▶ **Data for this exercise**:
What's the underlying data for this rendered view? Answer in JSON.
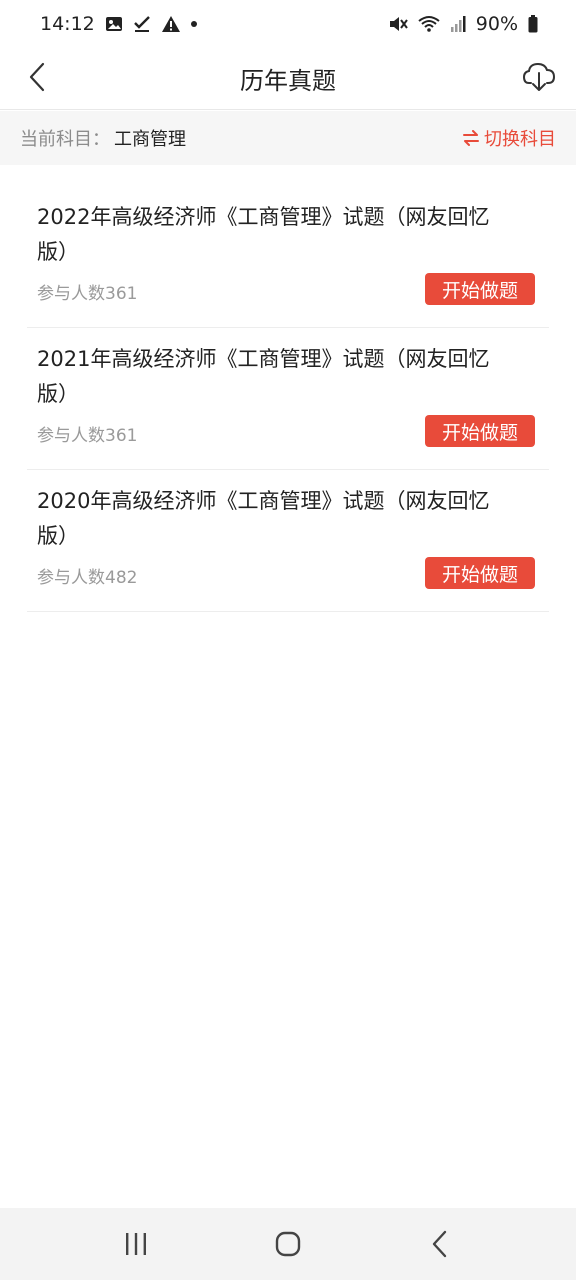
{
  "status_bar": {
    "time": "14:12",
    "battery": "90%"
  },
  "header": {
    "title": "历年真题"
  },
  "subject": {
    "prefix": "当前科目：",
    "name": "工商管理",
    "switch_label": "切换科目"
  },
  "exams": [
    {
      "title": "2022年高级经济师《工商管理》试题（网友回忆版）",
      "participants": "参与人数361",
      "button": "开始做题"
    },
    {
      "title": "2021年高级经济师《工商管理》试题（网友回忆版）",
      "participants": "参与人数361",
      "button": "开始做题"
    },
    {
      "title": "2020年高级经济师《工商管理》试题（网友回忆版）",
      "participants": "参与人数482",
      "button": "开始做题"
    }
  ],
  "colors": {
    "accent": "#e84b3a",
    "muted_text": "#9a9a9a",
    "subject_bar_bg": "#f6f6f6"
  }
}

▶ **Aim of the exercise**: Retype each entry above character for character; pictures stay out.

▶ **Solution below**:
What's the underlying data for this rendered view? Answer in JSON.
{
  "status_bar": {
    "time": "14:12",
    "battery": "90%"
  },
  "header": {
    "title": "历年真题"
  },
  "subject": {
    "prefix": "当前科目：",
    "name": "工商管理",
    "switch_label": "切换科目"
  },
  "exams": [
    {
      "title": "2022年高级经济师《工商管理》试题（网友回忆版）",
      "participants": "参与人数361",
      "button": "开始做题"
    },
    {
      "title": "2021年高级经济师《工商管理》试题（网友回忆版）",
      "participants": "参与人数361",
      "button": "开始做题"
    },
    {
      "title": "2020年高级经济师《工商管理》试题（网友回忆版）",
      "participants": "参与人数482",
      "button": "开始做题"
    }
  ],
  "colors": {
    "accent": "#e84b3a",
    "muted_text": "#9a9a9a",
    "subject_bar_bg": "#f6f6f6"
  }
}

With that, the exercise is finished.